‘Get it Together’ Mass Media Campaign: NURHI worked with an advertising agency Touchstone to design and place campaign media materials. NURHI put together a creative brief that guided the agency to focus on developing a program for 15 – 45 year old women and 20 – 50 year old men living in slums. The agency created concepts for a campaign ‘brand’ that NURHI reviewed and pretested with audience representatives.   “Get it together” and a puzzle logo were selected along with the tagline “Know, Talk, Go”, meaning know about family planning, talk with your partner about family planning and go for family planning services.  NURHI worked with the agency to design, pretest and produce the “Get it Together” radio and television sports, printed and branded materials. 

‘Get it Together’ Entertainment Education Radio Programs:  NURHI and partner ARDA designed, pretested and produced a three season 5 separate city-based 26-episode weekly radio program with drama, magazine elements and live call-in.  To develop the radio programs workshops were held to develop the design document and write stories and treatments. Click here for more information about the radio design process.

‘Get it Together’ Youth Urban Mobilization:  NURHI worked closely with its partner Centre for Communication Program Nigeria (CCPN) to develop and implement a ‘Get it Together’ Youth Urban Mobilization Strategy, that engages young  community based barbers, tailors, hairdressers and motorcycle delivery people to discuss family planning with individuals and groups within their communities. Click here for more information about the Youth Urban Mobilization Strategy.

Step 4:  Implement and monitor the campaign

NURHI launched the ‘Get It Together’ campaign in October 2011 in four cities, with television and radio spots, posters in markets, clinics, airports, motor parks, and office buildings. FP Providers were given branded job aids, badges, site identifiers , biros , flipcharts and leaflets. Social Mobilizers also received branded and printed.   In early 2012, CCPN and its partner NGOs trained Social Mobilizers to facilitate radio listening groups, conduct “visibility parades”, key life events, neighborhood campaigns and refer clients to FPPN services with “Go Referral Cards”. Click here for more information about Social Mobilizers and their activities.

In February 2012, the four NURHI radio programs began weekly broadcasts.  Each language program includes a serial drama episode, interviews, music and a weekly quiz plus a live call-in session with a family planning expert.  Listeners can win prizes by answering weekly questions through text messaging. Click here for more information about the NURHI radio program.
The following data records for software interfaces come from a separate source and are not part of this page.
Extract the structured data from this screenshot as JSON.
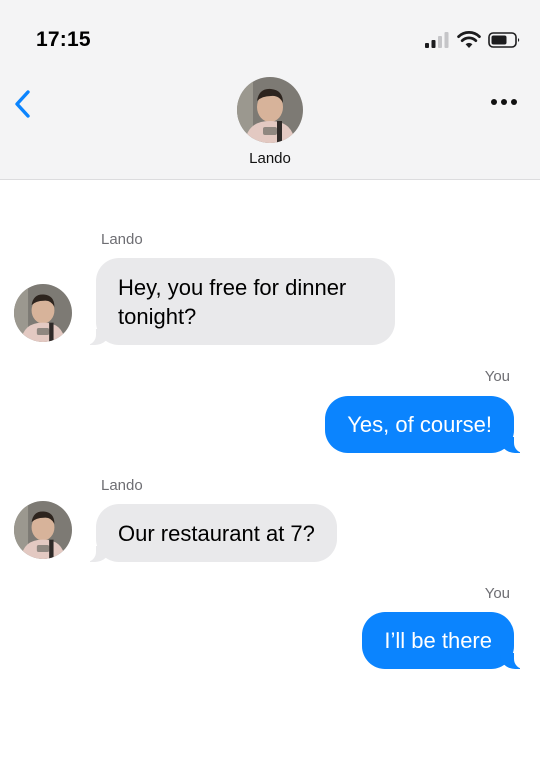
{
  "status_bar": {
    "time": "17:15",
    "icons": [
      "signal-icon",
      "wifi-icon",
      "battery-icon"
    ]
  },
  "header": {
    "contact_name": "Lando",
    "back_icon": "chevron-left-icon",
    "more_icon": "ellipsis-icon"
  },
  "colors": {
    "accent": "#0b84fe",
    "incoming_bubble": "#e9e9eb",
    "header_bg": "#f4f4f5"
  },
  "messages": [
    {
      "sender": "Lando",
      "direction": "incoming",
      "text": "Hey, you free for dinner tonight?"
    },
    {
      "sender": "You",
      "direction": "outgoing",
      "text": "Yes, of course!"
    },
    {
      "sender": "Lando",
      "direction": "incoming",
      "text": "Our restaurant at 7?"
    },
    {
      "sender": "You",
      "direction": "outgoing",
      "text": "I’ll be there"
    }
  ]
}
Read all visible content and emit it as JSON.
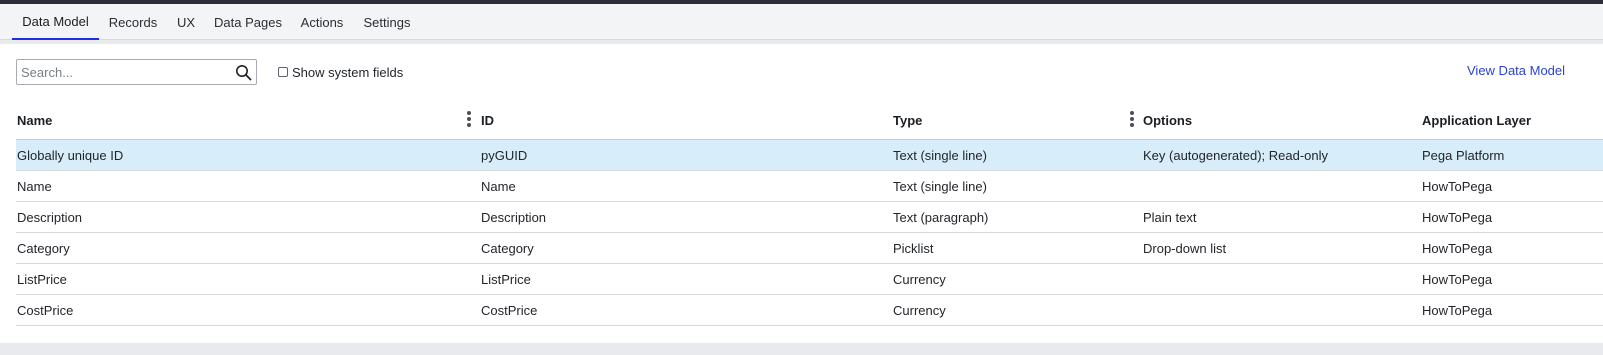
{
  "tabs": [
    {
      "label": "Data Model",
      "active": true
    },
    {
      "label": "Records",
      "active": false
    },
    {
      "label": "UX",
      "active": false
    },
    {
      "label": "Data Pages",
      "active": false
    },
    {
      "label": "Actions",
      "active": false
    },
    {
      "label": "Settings",
      "active": false
    }
  ],
  "toolbar": {
    "search_placeholder": "Search...",
    "search_value": "",
    "search_icon": "search-icon",
    "show_system_fields_label": "Show system fields",
    "show_system_fields_checked": false,
    "view_data_model_label": "View Data Model"
  },
  "table": {
    "columns": [
      "Name",
      "ID",
      "Type",
      "Options",
      "Application Layer"
    ],
    "rows": [
      {
        "name": "Globally unique ID",
        "id": "pyGUID",
        "type": "Text (single line)",
        "options": "Key (autogenerated); Read-only",
        "layer": "Pega Platform",
        "selected": true
      },
      {
        "name": "Name",
        "id": "Name",
        "type": "Text (single line)",
        "options": "",
        "layer": "HowToPega",
        "selected": false
      },
      {
        "name": "Description",
        "id": "Description",
        "type": "Text (paragraph)",
        "options": "Plain text",
        "layer": "HowToPega",
        "selected": false
      },
      {
        "name": "Category",
        "id": "Category",
        "type": "Picklist",
        "options": "Drop-down list",
        "layer": "HowToPega",
        "selected": false
      },
      {
        "name": "ListPrice",
        "id": "ListPrice",
        "type": "Currency",
        "options": "",
        "layer": "HowToPega",
        "selected": false
      },
      {
        "name": "CostPrice",
        "id": "CostPrice",
        "type": "Currency",
        "options": "",
        "layer": "HowToPega",
        "selected": false
      }
    ]
  },
  "colors": {
    "accent": "#1f2ee0",
    "link": "#2a44d6",
    "selected_row": "#d7eefa",
    "top_bar": "#2b2e38"
  }
}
In each city, NURHI employs an Advocacy and Behavior Change (ABC) Officer who monitors and coordinates mass media radio program and social mobilization activities through regular meetings with partners, radio program monitoring, and tracking referrals by social mobilizers for family planning services. click here for more information on the activities of NURHI social mobilizerse

Step 5:  Evaluate and Re-plan
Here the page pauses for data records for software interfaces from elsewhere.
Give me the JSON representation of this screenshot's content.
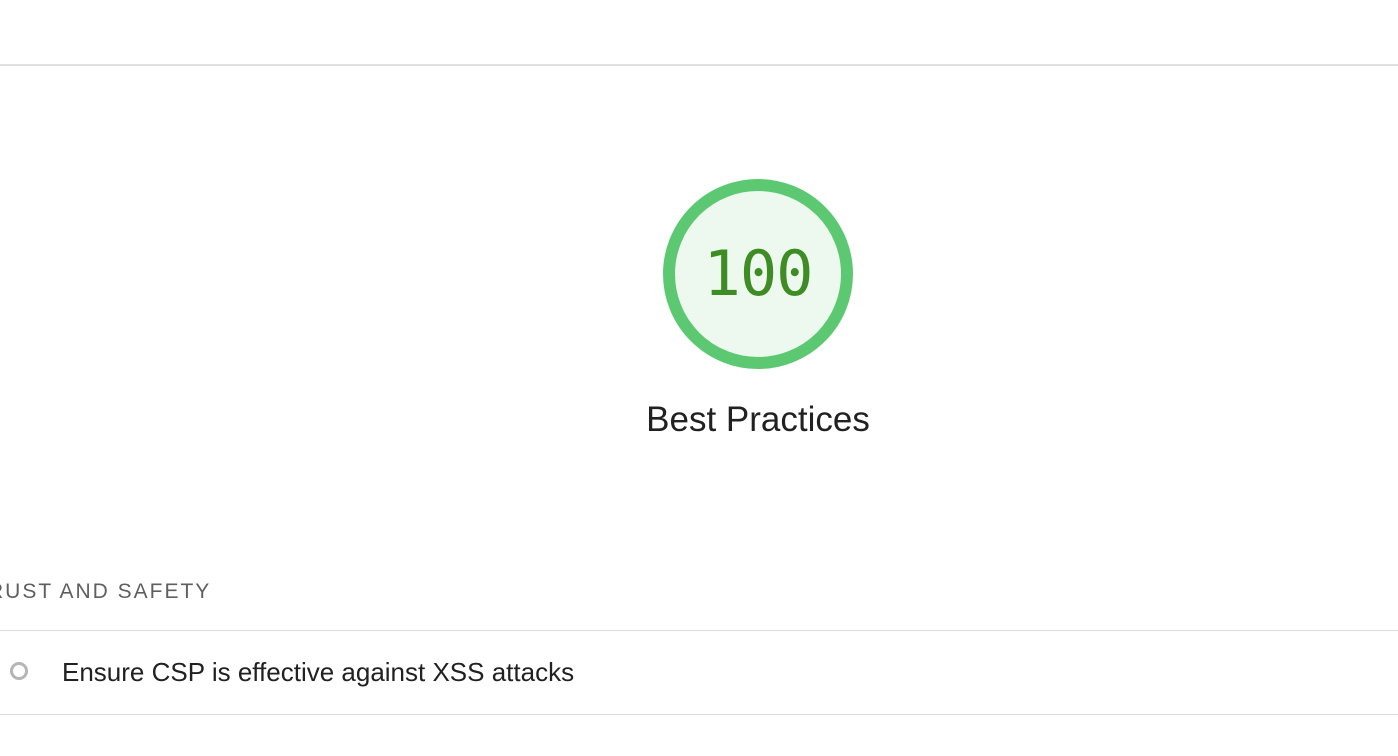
{
  "category": {
    "score": "100",
    "score_fraction": 1.0,
    "label": "Best Practices",
    "colors": {
      "ring": "#5cc972",
      "fill": "#edf8ef",
      "text": "#3e8c24"
    }
  },
  "groups": [
    {
      "title": "RUST AND SAFETY",
      "audits": [
        {
          "title": "Ensure CSP is effective against XSS attacks",
          "status_icon": "informative-circle-icon"
        }
      ]
    }
  ]
}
MLE is tasked with conducting the baseline, midterm and final evaluation surveys.  Their surveys will measure exposure to the ‘Get it together’ mass media, radio program, and social mobilization activities, knowledge and attitudes toward family planning, as well as contraceptive use.   Through this analysis, it is possible to compare people who have been exposed to the ‘Get it Together’ campaign with those who have not to see if they differ on key behaviors and attitudes.

NURHI Midterm Survey Results (show the link here) showed there have been substantial increases of 3% to 15% in contraceptive prevalence rates (CPR) in the four initial cities between baseline and midterm, a period of less than two years.  The data also revealed that the proportion of women who intend to use family planning increased by 7.5 to 10.2 percentage points.
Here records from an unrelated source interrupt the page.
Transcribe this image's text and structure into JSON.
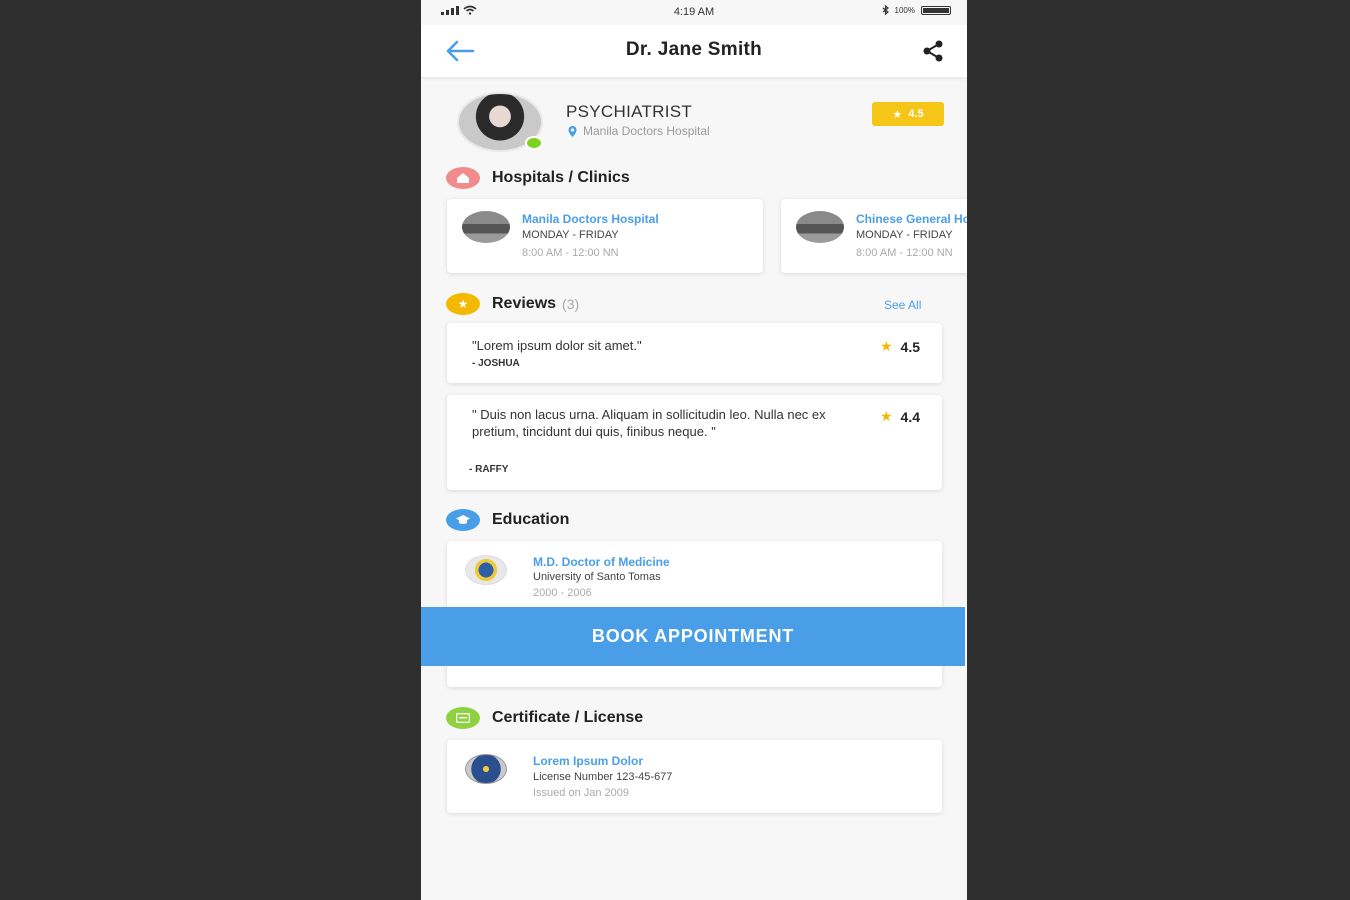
{
  "status_bar": {
    "time": "4:19 AM",
    "battery": "100%"
  },
  "header": {
    "title": "Dr. Jane Smith",
    "back_icon": "arrow-left-icon",
    "share_icon": "share-icon"
  },
  "profile": {
    "specialty": "PSYCHIATRIST",
    "location": "Manila Doctors Hospital",
    "rating": "4.5",
    "online_color": "#7ed321"
  },
  "hospitals": {
    "title": "Hospitals / Clinics",
    "items": [
      {
        "name": "Manila Doctors Hospital",
        "days": "MONDAY - FRIDAY",
        "hours": "8:00 AM - 12:00 NN"
      },
      {
        "name": "Chinese General Hospital",
        "days": "MONDAY - FRIDAY",
        "hours": "8:00 AM - 12:00 NN"
      }
    ]
  },
  "reviews": {
    "title": "Reviews",
    "count": "(3)",
    "see_all": "See All",
    "items": [
      {
        "text": "\"Lorem ipsum dolor sit amet.\"",
        "author": "- JOSHUA",
        "rating": "4.5"
      },
      {
        "text": "\" Duis non lacus urna. Aliquam in sollicitudin leo. Nulla nec ex pretium, tincidunt dui quis, finibus neque. \"",
        "author": "- RAFFY",
        "rating": "4.4"
      }
    ]
  },
  "education": {
    "title": "Education",
    "items": [
      {
        "degree": "M.D. Doctor of Medicine",
        "school": "University of Santo Tomas",
        "years": "2000 - 2006"
      }
    ]
  },
  "certificates": {
    "title": "Certificate / License",
    "items": [
      {
        "name": "Lorem Ipsum Dolor",
        "number": "License Number 123-45-677",
        "issued": "Issued on Jan 2009"
      }
    ]
  },
  "actions": {
    "book_label": "BOOK APPOINTMENT"
  },
  "colors": {
    "accent": "#4a9ee8",
    "rating": "#f5c518",
    "hospital_icon": "#f28b8b",
    "review_icon": "#f5b800",
    "education_icon": "#4a9ee8",
    "certificate_icon": "#8ed33f"
  }
}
After a review of midterm results, activities of the program was reviewed and refined based on the data.